The_Knowledge_bookMaybe an asteroid hit Earth. Perhaps a nuclear war reduced our cities to radioactive rubble. Or avian flu killed most of the population. Whatever the cause, the world as we know it has ended and now the survivors must start again. But how do we set about rebuilding our world from scratch?

Once you’ve salvaged what you can from the debris, how do you grow food and make clothes? How do you generate energy and develop medicines? And once you’ve mastered the essentials, how do you smelt metals, make gunpowder, or build a primitive radio set?

The Knowledge is a guidebook for survivors. We have become disconnected not only from the beautiful fundamentals of science and technology but even from the basic skills and knowledge on which our lives and our world depend.

The Knowledge is a journey of discovery, a book which explains everything you need to know about everything. Here is the blueprint for rebooting civilisation.

It will transform your understanding of the world – and help you prepare for when it’s no longer here.

The Knowledge is a New York Times and Sunday Times best-seller, and the Sunday Times ‘New Thinking’ Book of the Year.

Out now in paperback at all good book stores and online.
Amazon US | Amazon UK | Barnes&Noble

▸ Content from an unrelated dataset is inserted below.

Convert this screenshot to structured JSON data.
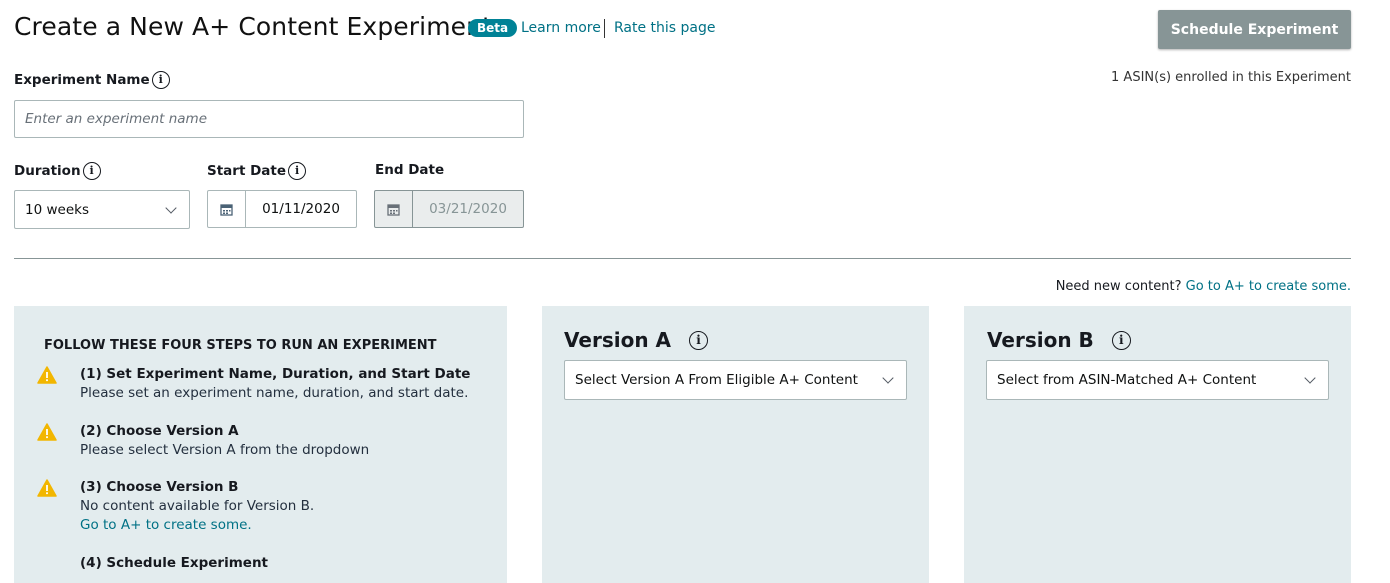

The Knowledge is also available in  Translations in a number of in different languages. Listen to a three minute audio description of the book here

Main book website

My Tourist Guide to the Solar System

UK_MY_TOURISTSPACE_small_frontThis title contains everything you need to know for an out-of-this-world travel experience. “My Tourist Guide to the Solar System” brings you amazing digital artwork with fun facts to present space as you’ve never seen it before. Take a day trip to the planets and hike along the Mariner Valley on Mars and grab yourself a souvenir icy pebble from a flight through Saturn’s rings. Amazing illustrations and digital artworks will take you on a spellbinding tour of the planets, moons, and asteroids. This goes beyond the realm of regular space books – it’s out of this world.

[Get this on Amazon]

Microbes to Mars

Microbes_to_MarsRussian space scientists are currently locked in a race against time. The Fobos-Grunt space probe was launched successfully on Tuesday, but then failed to fire its own rocket engine to leave Earth orbit. The unmanned spacecraft is currently stranded just above our heads, and the rocket scientists have only a fortnight to successfully contact the stricken probe and fire its propulsion system before the batteries fail and it reenters the Earth’s atmosphere as an expensive shooting star.

Read full story on The Huffington Post website